Sports-related concussion: Brush up on the latest safe practices
Safe practices when it comes to sports-related concussion is an area of medicine that is always being re-evaluated. Following the Fifth International Consensus Conference on Concussion in Sport, a new concussion consensus statement was released by some of the world’s experts on the subject. While much has remained the same, there are some new ideas.
Recognize and remove
As a coach or parent, it is extremely important to know what a concussion is and is not. Concussion is caused by a blow to the head, neck/face or other area of the body in which forces are transmitted to the head. It causes symptoms that may develop immediately or within 24-48 hours after the injury. It represents a functional injury to the brain, meaning the brain does not function quite as well as an uninjured brain. Brain functions that are affected include balance/equilibrium, sleep, mood, cognitive function (e.g. short term memory).
The most common initial symptom of a concussion is headache, but dizziness, confusion or disorientation are also common. You do not have to lose consciousness to get a concussion. If an athlete sustains a blow to the head or body and seems not quite right, the adage is, “when in doubt, hold them out.” No athlete should be returned to play if a concussion is suspected on the same day.
It is important to have a licensed medical professional evaluate any athlete with an injury before return to participation can be authorized. In our state, physicians, nurse practioners, physician assistants and athletic trainers are the providers who can help with this process. Certified athletic trainers are very useful for sideline evaluation of head injuries. They understand and are skilled at return to play progression once concussive symptoms resolve.
It is important to remember that sports-related concussion is a functional, not structural, injury to the brain, so standard brain imaging is often not helpful as it shows us brain structure. There are emerging imaging modalities that may be able to help give more information about concussions, but they are primarily used in research at this point.
Rest is the cornerstone of concussion treatment, but this does not mean you need to stay in a dark room with no stimulation until symptoms are resolved. Current medical evidence does not support this beyond 24-48 hours after the injury. It is important to gradually reintroduce normal daily activities as part of the recovery process. It is like rehabilitation for your brain. I like to start the process of return to school as soon as is reasonable. Also, a good night sleep is often one of the best treatments for concussion recovery (8-10 hours without interruption)!

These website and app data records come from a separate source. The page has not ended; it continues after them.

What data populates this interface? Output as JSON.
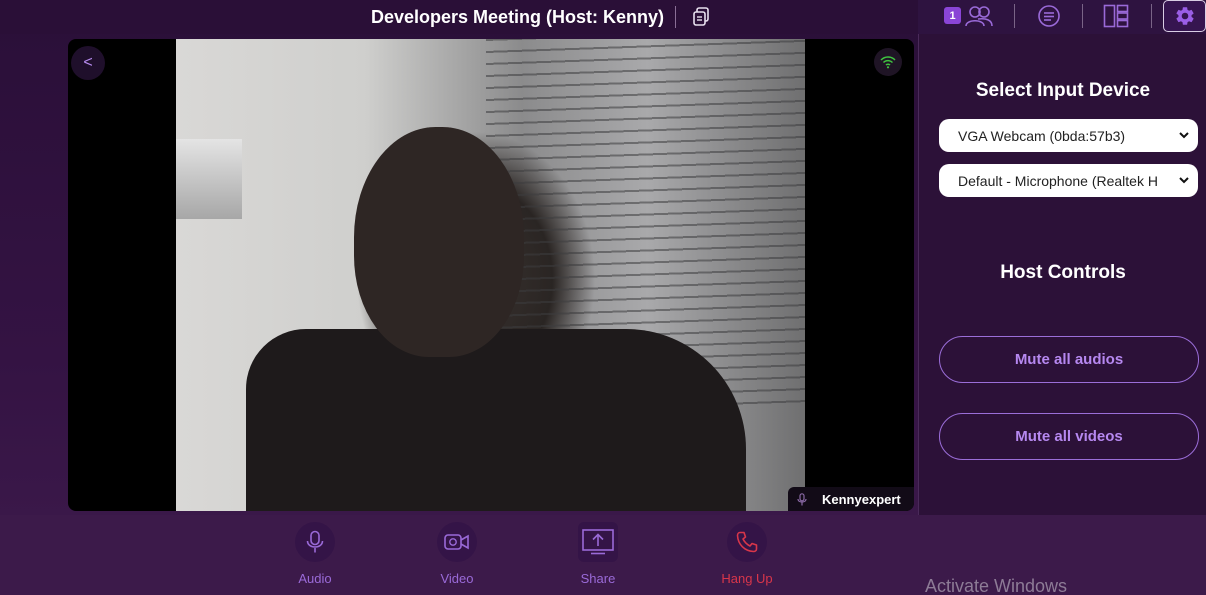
{
  "header": {
    "meeting_title": "Developers Meeting (Host: Kenny)",
    "participant_count": "1"
  },
  "video": {
    "back_label": "<",
    "participant_name": "Kennyexpert"
  },
  "settings": {
    "input_title": "Select Input Device",
    "camera_value": "VGA Webcam (0bda:57b3)",
    "mic_value": "Default - Microphone (Realtek H",
    "host_title": "Host Controls",
    "mute_audios_label": "Mute all audios",
    "mute_videos_label": "Mute all videos"
  },
  "controls": {
    "audio_label": "Audio",
    "video_label": "Video",
    "share_label": "Share",
    "hangup_label": "Hang Up"
  },
  "system": {
    "watermark": "Activate Windows"
  },
  "colors": {
    "accent": "#9a6ad8",
    "badge": "#8a45d6",
    "hangup": "#d8364a",
    "signal": "#3fc23f"
  },
  "icons": [
    "copy-icon",
    "participants-icon",
    "chat-icon",
    "layout-icon",
    "gear-icon",
    "signal-icon",
    "mic-icon",
    "video-icon",
    "share-icon",
    "phone-icon",
    "chevron-down-icon"
  ]
}
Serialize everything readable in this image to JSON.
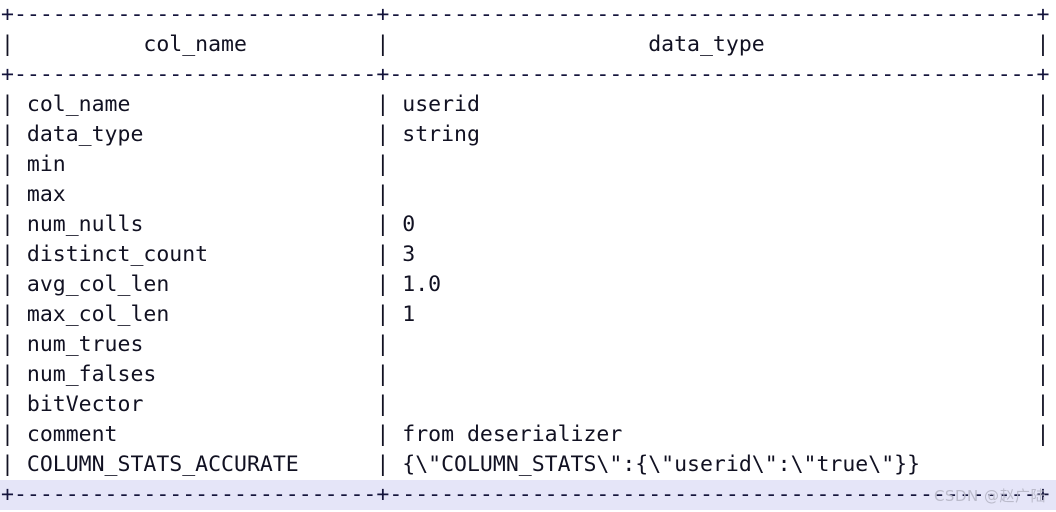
{
  "terminal": {
    "columns": {
      "col1_header": "col_name",
      "col2_header": "data_type",
      "col1_width": 28,
      "col2_width": 50
    },
    "rule_top": "+----------------------------+--------------------------------------------------+",
    "rule_header": "+----------------------------+--------------------------------------------------+",
    "rule_bottom": "+----------------------------+--------------------------------------------------+",
    "header_line": "|          col_name          |                    data_type                     |",
    "rows": [
      {
        "col_name": "col_name",
        "data_type": "userid"
      },
      {
        "col_name": "data_type",
        "data_type": "string"
      },
      {
        "col_name": "min",
        "data_type": ""
      },
      {
        "col_name": "max",
        "data_type": ""
      },
      {
        "col_name": "num_nulls",
        "data_type": "0"
      },
      {
        "col_name": "distinct_count",
        "data_type": "3"
      },
      {
        "col_name": "avg_col_len",
        "data_type": "1.0"
      },
      {
        "col_name": "max_col_len",
        "data_type": "1"
      },
      {
        "col_name": "num_trues",
        "data_type": ""
      },
      {
        "col_name": "num_falses",
        "data_type": ""
      },
      {
        "col_name": "bitVector",
        "data_type": ""
      },
      {
        "col_name": "comment",
        "data_type": "from deserializer"
      },
      {
        "col_name": "COLUMN_STATS_ACCURATE",
        "data_type": "{\\\"COLUMN_STATS\\\":{\\\"userid\\\":\\\"true\\\"}}"
      }
    ],
    "row_lines": [
      "| col_name                   | userid                                           |",
      "| data_type                  | string                                           |",
      "| min                        |                                                  |",
      "| max                        |                                                  |",
      "| num_nulls                  | 0                                                |",
      "| distinct_count             | 3                                                |",
      "| avg_col_len                | 1.0                                              |",
      "| max_col_len                | 1                                                |",
      "| num_trues                  |                                                  |",
      "| num_falses                 |                                                  |",
      "| bitVector                  |                                                  |",
      "| comment                    | from deserializer                                |",
      "| COLUMN_STATS_ACCURATE      | {\\\"COLUMN_STATS\\\":{\\\"userid\\\":\\\"true\\\"}}              |"
    ],
    "watermark": "CSDN @赵广陆",
    "colors": {
      "background": "#ffffff",
      "text": "#111122",
      "selection": "#e5e5f8",
      "watermark": "#b9b9c9"
    }
  }
}
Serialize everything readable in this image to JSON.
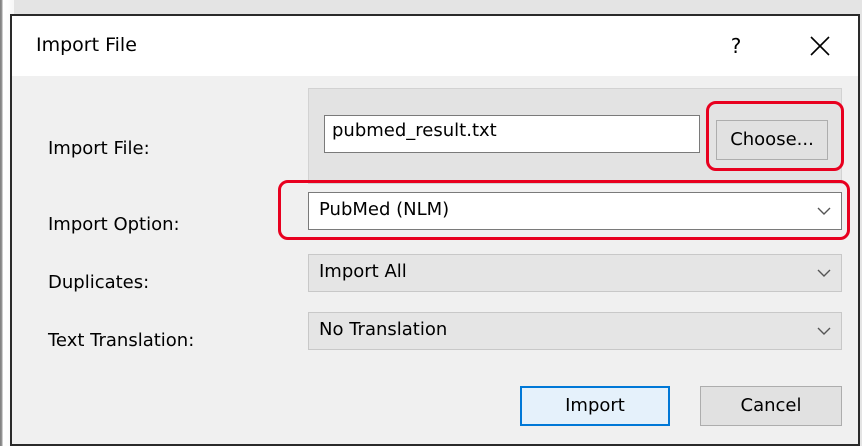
{
  "window": {
    "title": "Import File",
    "help_glyph": "?",
    "close_icon": "close-icon"
  },
  "form": {
    "import_file": {
      "label": "Import File:",
      "value": "pubmed_result.txt",
      "button_label": "Choose..."
    },
    "import_option": {
      "label": "Import Option:",
      "value": "PubMed (NLM)"
    },
    "duplicates": {
      "label": "Duplicates:",
      "value": "Import All"
    },
    "text_translation": {
      "label": "Text Translation:",
      "value": "No Translation"
    }
  },
  "buttons": {
    "import": "Import",
    "cancel": "Cancel"
  },
  "colors": {
    "annotation_red": "#e8001f",
    "focus_blue": "#0078d7"
  }
}
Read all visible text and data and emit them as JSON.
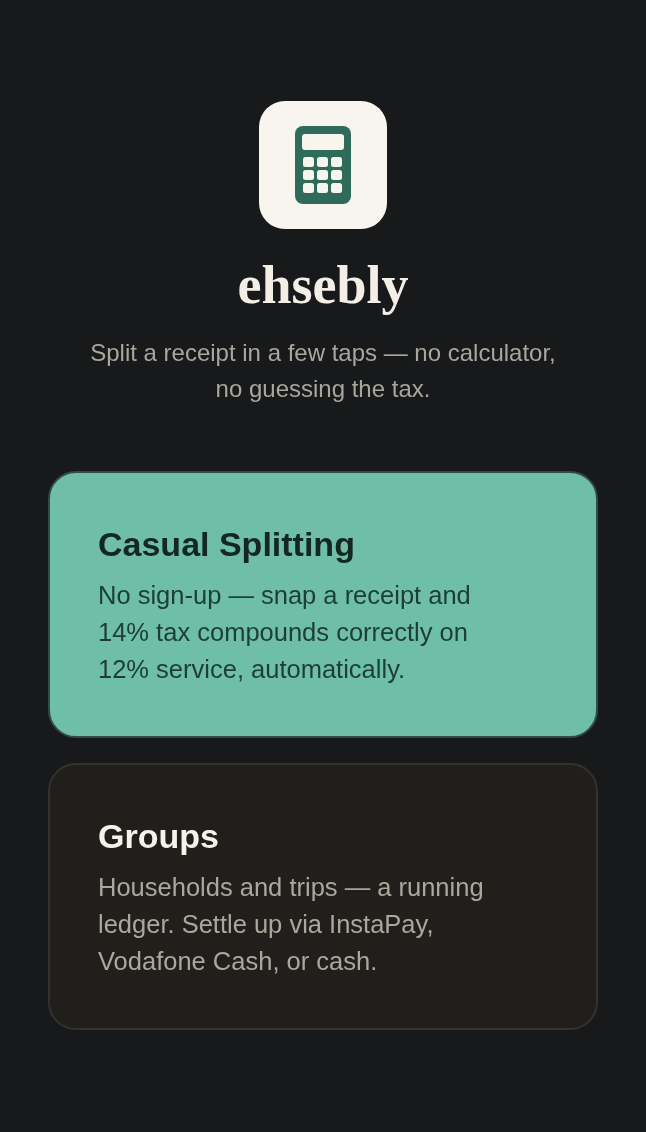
{
  "app": {
    "name": "ehsebly",
    "tagline": "Split a receipt in a few taps — no calculator, no guessing the tax."
  },
  "options": [
    {
      "title": "Casual Splitting",
      "description": "No sign-up — snap a receipt and 14% tax compounds correctly on 12% service, automatically.",
      "selected": true
    },
    {
      "title": "Groups",
      "description": "Households and trips — a running ledger. Settle up via InstaPay, Vodafone Cash, or cash.",
      "selected": false
    }
  ]
}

Most individuals recover from a concussion within 10-14 days, but this can vary widely. Younger children (under 12 or 13) often take longer to recover.
In cases where recovery is longer than four weeks, there are some risk factors that are often involved: poor sleep, high levels of initial symptoms, previous history of concussion, pre-injury headaches, pre-injury mental health struggles and even ADHD. These risk factors must be evaluated and treated as needed to help facilitate recovery.
Recognizing and removing injured players helps prevent longer and more difficult recoveries from concussion. The new consensus statement suggests that in soccer, officials should be calling red cards for elbowing in heading duels, as this is one of the highest risks for head injury in the game. There has not been strong evidence to support the use of head gear in preventing sports-related concussions.
New considerations from the consensus statement
Two of the other new considerations of the updated consensus statement include:
- Focus on return to learning/school and sports for schools, with consideration to educating school staff
- Discussion of gradual return to aerobic activities (walking, cycling or running) before complete symptom resolution can actually be helpful in shortening recovery times, especially for those experiencing longer lasting symptoms (with guidance of an expert)
If your student athlete has experienced a head injury during practice or play, it’s critical to get them examined by a trained medical professional, even if concussion has been tentatively diagnosed on the field. MultiCare Orthopedics & Sports Medicine providers are experts at diagnosing and treating concussion.
About The Author
Joshua Purses, DO, is a MultiCare orthopedics and sports medicine specialist who treats both children and adults. He has offices in Tacoma, Gig Harbor and Olympia.